By  · Published on February 26th, 2015

The Weinstein Company

As a documentary, Kirby Dick and Amy Ziering’s The Hunting Ground is just okay (our own Dan Schindel reviewed it out of Sundance, gamely commending its subject matter while questioning its artistic merit, amusingly and correctly writing, “this is one of those situations where stepping in as a movie critic and shrugging ‘it’s just not artistically engaging’ comes close to assholery”). Yet, as a call to action, it’s fantastic, if only because the stories it tells and the statistics it shares are so heinous as to turn its audience into seething balls of rage.

Dick and Ziering’s “campus rape doc” – a reductive, but mostly succinct description of the film – is wide-ranging (perhaps too wide-ranging, but that’s more a question of its artistic choices), and it’s mainly concerned with giving its audience a full look at the issue of on-campus rapes that plague so many American campuses. The film tackles a ton of material, including a hefty number of interviews with rape victims and advocates, a closer examination of how and why colleges discourage rape reportage, and even a peek inside some of the organizations fighting to change the way rape is treated on college campuses, all laced through with an almost numbing roll-out of heartbreaking statistics.
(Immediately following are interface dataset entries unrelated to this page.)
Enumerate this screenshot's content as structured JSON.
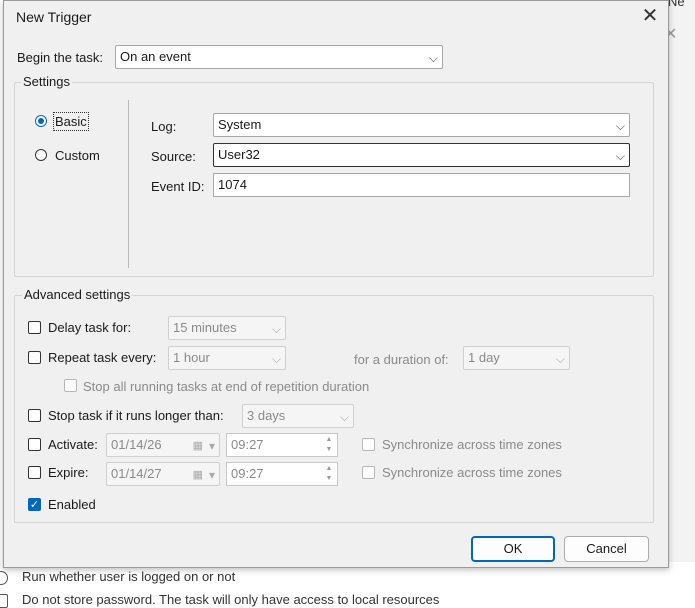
{
  "dialog": {
    "title": "New Trigger",
    "close_label": "✕",
    "begin_task_label": "Begin the task:",
    "begin_task_value": "On an event"
  },
  "settings": {
    "group_label": "Settings",
    "radio_basic": "Basic",
    "radio_custom": "Custom",
    "log_label": "Log:",
    "log_value": "System",
    "source_label": "Source:",
    "source_value": "User32",
    "event_id_label": "Event ID:",
    "event_id_value": "1074"
  },
  "advanced": {
    "group_label": "Advanced settings",
    "delay_label": "Delay task for:",
    "delay_value": "15 minutes",
    "repeat_label": "Repeat task every:",
    "repeat_value": "1 hour",
    "duration_label": "for a duration of:",
    "duration_value": "1 day",
    "stop_running_label": "Stop all running tasks at end of repetition duration",
    "stop_longer_label": "Stop task if it runs longer than:",
    "stop_longer_value": "3 days",
    "activate_label": "Activate:",
    "activate_date": "01/14/26",
    "activate_time": "09:27",
    "expire_label": "Expire:",
    "expire_date": "01/14/27",
    "expire_time": "09:27",
    "sync_label": "Synchronize across time zones",
    "enabled_label": "Enabled",
    "enabled_checked": true
  },
  "buttons": {
    "ok": "OK",
    "cancel": "Cancel"
  },
  "background": {
    "run_whether_text": "Run whether user is logged on or not",
    "do_not_store_text": "Do not store password.  The task will only have access to local resources",
    "corner_text": "Ne"
  },
  "icons": {
    "chevron": "chevron-down-icon",
    "calendar": "calendar-icon",
    "check": "checkmark-icon"
  },
  "colors": {
    "accent": "#0067c0",
    "dialog_bg": "#f0f0f0"
  }
}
Despite this bevy of material, The Hunting Ground works best when brings well-known rape cases to the fore.

That’s when your blood will really start to boil.

The Hunting Ground covers a lot of, well, ground, but things really pick up when Dick and Ziering turn their attention to already well-publicized campus rape accusations, putting an incredibly personal face on the kind of stuff we have already seen splashed all over the news. The effect is an upsetting one, but Dick and Ziering also handle things quite delicately, giving equal credence to both stories we have not heard before and stories we think we already know.
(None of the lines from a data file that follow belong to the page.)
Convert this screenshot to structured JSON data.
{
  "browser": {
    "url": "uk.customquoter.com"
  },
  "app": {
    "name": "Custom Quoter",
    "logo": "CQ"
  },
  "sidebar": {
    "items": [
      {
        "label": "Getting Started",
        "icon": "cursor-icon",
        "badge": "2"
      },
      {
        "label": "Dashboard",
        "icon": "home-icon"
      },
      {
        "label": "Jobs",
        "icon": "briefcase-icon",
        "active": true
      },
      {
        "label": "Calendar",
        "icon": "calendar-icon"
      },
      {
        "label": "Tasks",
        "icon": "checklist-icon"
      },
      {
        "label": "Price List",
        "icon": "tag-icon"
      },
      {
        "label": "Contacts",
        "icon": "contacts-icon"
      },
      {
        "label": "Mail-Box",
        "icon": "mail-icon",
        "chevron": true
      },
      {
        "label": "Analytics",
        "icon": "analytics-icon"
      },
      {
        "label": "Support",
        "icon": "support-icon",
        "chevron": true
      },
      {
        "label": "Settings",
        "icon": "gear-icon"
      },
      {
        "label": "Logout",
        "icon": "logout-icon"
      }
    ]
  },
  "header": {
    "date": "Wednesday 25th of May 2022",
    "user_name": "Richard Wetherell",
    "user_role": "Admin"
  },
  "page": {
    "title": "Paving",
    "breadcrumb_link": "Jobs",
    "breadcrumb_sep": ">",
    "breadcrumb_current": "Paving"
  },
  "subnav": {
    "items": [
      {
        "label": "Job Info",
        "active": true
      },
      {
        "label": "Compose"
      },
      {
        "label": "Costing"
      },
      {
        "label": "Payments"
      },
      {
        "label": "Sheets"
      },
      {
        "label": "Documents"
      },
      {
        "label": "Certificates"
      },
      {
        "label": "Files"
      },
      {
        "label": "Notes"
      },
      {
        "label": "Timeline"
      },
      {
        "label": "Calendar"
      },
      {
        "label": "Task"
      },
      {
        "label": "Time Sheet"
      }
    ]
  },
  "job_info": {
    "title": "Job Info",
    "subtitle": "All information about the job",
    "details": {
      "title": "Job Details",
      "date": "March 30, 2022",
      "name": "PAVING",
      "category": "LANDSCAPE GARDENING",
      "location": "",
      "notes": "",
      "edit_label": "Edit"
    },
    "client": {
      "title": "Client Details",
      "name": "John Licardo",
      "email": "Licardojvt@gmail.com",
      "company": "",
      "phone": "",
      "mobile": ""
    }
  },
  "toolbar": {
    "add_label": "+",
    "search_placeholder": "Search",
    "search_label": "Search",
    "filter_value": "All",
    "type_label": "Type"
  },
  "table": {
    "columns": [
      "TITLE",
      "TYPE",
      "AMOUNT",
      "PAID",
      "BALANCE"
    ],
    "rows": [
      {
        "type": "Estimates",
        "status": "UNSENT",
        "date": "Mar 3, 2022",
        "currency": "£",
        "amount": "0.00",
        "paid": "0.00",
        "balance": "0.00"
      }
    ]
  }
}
Of the more high profile cases covered in The Hunting Ground, a trio stand out in stark relief:

1. Lizzy Seeberg, a freshman at St. Mary’s College (an all-female college associated with Notre Dame) who committed suicide in 2010, just days after formally accusing a Notre Dame football player of sexually assaulting her. She was mercilessly bullied in the days leading up to her death, he was cleared of all charges.
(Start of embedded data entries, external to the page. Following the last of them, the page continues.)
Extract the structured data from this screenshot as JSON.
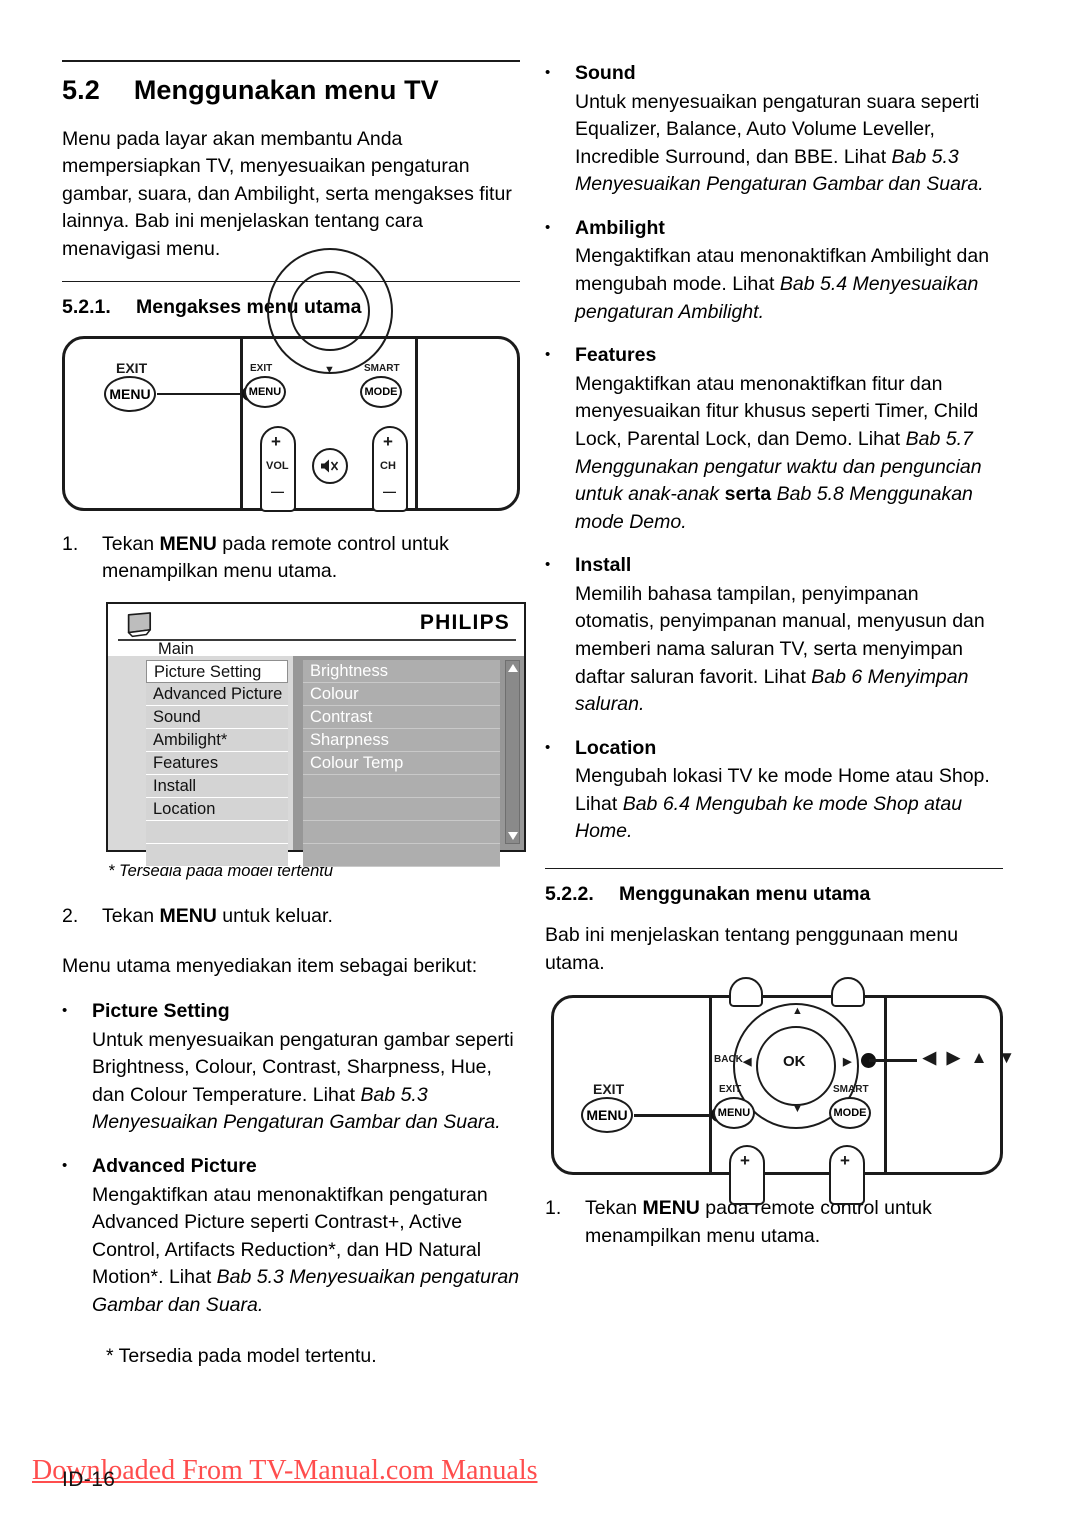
{
  "section": {
    "number": "5.2",
    "title": "Menggunakan menu TV",
    "intro": "Menu pada layar akan membantu Anda mempersiapkan TV, menyesuaikan pengaturan gambar, suara, dan Ambilight, serta mengakses fitur lainnya. Bab ini menjelaskan tentang cara menavigasi menu."
  },
  "subsection_521": {
    "number": "5.2.1.",
    "title": "Mengakses menu utama",
    "step1_num": "1.",
    "step1_pre": "Tekan ",
    "step1_key": "MENU",
    "step1_post": " pada remote control untuk menampilkan menu utama.",
    "caption": "* Tersedia pada model tertentu",
    "step2_num": "2.",
    "step2_pre": "Tekan ",
    "step2_key": "MENU",
    "step2_post": " untuk keluar.",
    "lead_in": "Menu utama menyediakan item sebagai berikut:"
  },
  "subsection_522": {
    "number": "5.2.2.",
    "title": "Menggunakan menu utama",
    "intro": "Bab ini menjelaskan tentang penggunaan menu utama.",
    "step1_num": "1.",
    "step1_pre": "Tekan ",
    "step1_key": "MENU",
    "step1_post": " pada remote control untuk menampilkan menu utama."
  },
  "menu_items": [
    {
      "heading": "Picture Setting",
      "body_1": "Untuk menyesuaikan pengaturan gambar seperti Brightness, Colour, Contrast, Sharpness, Hue, dan Colour Temperature. Lihat ",
      "italic_1": "Bab 5.3 Menyesuaikan Pengaturan Gambar dan Suara.",
      "body_2": "",
      "italic_2": "",
      "body_3": ""
    },
    {
      "heading": "Advanced Picture",
      "body_1": "Mengaktifkan atau menonaktifkan pengaturan Advanced Picture seperti Contrast+, Active Control, Artifacts Reduction*, dan HD Natural Motion*. Lihat ",
      "italic_1": "Bab 5.3 Menyesuaikan pengaturan Gambar dan Suara.",
      "body_2": "",
      "italic_2": "",
      "body_3": ""
    },
    {
      "heading": "Sound",
      "body_1": "Untuk menyesuaikan pengaturan suara seperti Equalizer, Balance, Auto Volume Leveller, Incredible Surround, dan BBE. Lihat ",
      "italic_1": "Bab 5.3 Menyesuaikan Pengaturan Gambar dan Suara.",
      "body_2": "",
      "italic_2": "",
      "body_3": ""
    },
    {
      "heading": "Ambilight",
      "body_1": "Mengaktifkan atau menonaktifkan Ambilight dan mengubah mode. Lihat ",
      "italic_1": "Bab 5.4 Menyesuaikan pengaturan Ambilight.",
      "body_2": "",
      "italic_2": "",
      "body_3": ""
    },
    {
      "heading": "Features",
      "body_1": "Mengaktifkan atau menonaktifkan fitur dan menyesuaikan fitur khusus seperti Timer, Child Lock, Parental Lock, dan Demo. Lihat ",
      "italic_1": "Bab 5.7 Menggunakan pengatur waktu dan penguncian untuk anak-anak ",
      "body_2": "serta",
      "italic_2": " Bab 5.8 Menggunakan mode Demo.",
      "body_3": ""
    },
    {
      "heading": "Install",
      "body_1": "Memilih bahasa tampilan, penyimpanan otomatis, penyimpanan manual, menyusun dan memberi nama saluran TV, serta menyimpan daftar saluran favorit. Lihat ",
      "italic_1": "Bab 6 Menyimpan saluran.",
      "body_2": "",
      "italic_2": "",
      "body_3": ""
    },
    {
      "heading": "Location",
      "body_1": "Mengubah lokasi TV ke mode Home atau Shop. Lihat ",
      "italic_1": "Bab 6.4 Mengubah ke mode Shop atau Home.",
      "body_2": "",
      "italic_2": "",
      "body_3": ""
    }
  ],
  "footnote": "* Tersedia pada model tertentu.",
  "osd": {
    "brand": "PHILIPS",
    "title": "Main",
    "left_items": [
      "Picture Setting",
      "Advanced Picture",
      "Sound",
      "Ambilight*",
      "Features",
      "Install",
      "Location"
    ],
    "selected_index": 0,
    "right_items": [
      "Brightness",
      "Colour",
      "Contrast",
      "Sharpness",
      "Colour Temp"
    ],
    "colors": {
      "left_panel_bg": "#d9d9d9",
      "left_item_bg": "#d4d4d4",
      "selected_bg": "#ffffff",
      "right_panel_bg": "#979797",
      "right_item_bg": "#aeaeae",
      "right_item_text": "#ffffff",
      "scrollbar_bg": "#8a8a8a"
    }
  },
  "remote_top": {
    "callout_label": "EXIT",
    "callout_button": "MENU",
    "btn_exit_small": "EXIT",
    "btn_menu_small": "MENU",
    "btn_smart_small": "SMART",
    "btn_mode": "MODE",
    "vol_label": "VOL",
    "ch_label": "CH",
    "plus": "+",
    "minus": "—",
    "mute_icon": "mute-icon",
    "down_arrow": "▼"
  },
  "remote_bottom": {
    "callout_label": "EXIT",
    "callout_button": "MENU",
    "btn_exit_small": "EXIT",
    "btn_menu_small": "MENU",
    "btn_smart_small": "SMART",
    "btn_mode": "MODE",
    "back_label": "BACK",
    "ok_label": "OK",
    "up_arrow": "▲",
    "down_arrow": "▼",
    "left_arrow": "◀",
    "right_arrow": "▶",
    "callout_arrows": "◀ ▶ ▲ ▼",
    "plus": "+"
  },
  "footer": {
    "page_number": "ID-16",
    "watermark": "Downloaded From TV-Manual.com Manuals",
    "watermark_color": "#ff4d4d"
  }
}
2. Erica Kinsman, a former Florida State University student who accused eventual Heisman Trophy-winning FSU football player Jamies Winston of raping her in 2012. Like Seeberg, Kinsman was bullied and threatened after her accusations went public, while Winston was not pursued for criminal charges and FSU determined he had not violated any of their rules of conduct.

3. Emma Sulkowicz, a Columbia University student who accused fellow student Paul Nungesser of rape, ultimately turning her protest against the university for their handling of the case (which, of course, cleared Nungesser of the accusations) by carrying her own mattress around campus for whole months.

Google any of these names if you’re not already familiar with them, and a bevy of information will pop up, but seeing these stories told in a personal manner on the big screen is deeply effective. You might think you know, but you don’t. (Lady Gaga even trills on a closing credits track, “Till It Happens To You,” which puts a nice, if wrenching period on the entire subject.) Seeberg’s still emotional father talks about her death, Kinsman herself describes her horrific experience, and Sulkowicz’s project lingers on the edges of the last act, which is mostly concerned with discussing activism and its effects on the issues at hand. That these are women who did the “right” thing by reporting these crimes is even more haunting, a cautionary tale that doesn’t have a good, workable lesson.

Adding in a truly personal level to these stories, stories that plenty of people likely already feel very well-acquainted with, is what gives the film its real strength. The film may pile on plenty of other stuff – including all those stats, which are shocking on their own, but really leave a mark when coupled with a real story – but when it turns to striking and intimate moments with real people, that’s when its audience’s rage turns into a full-on roar.

The Hunting Ground is now playing in limited release, check out screening options right here.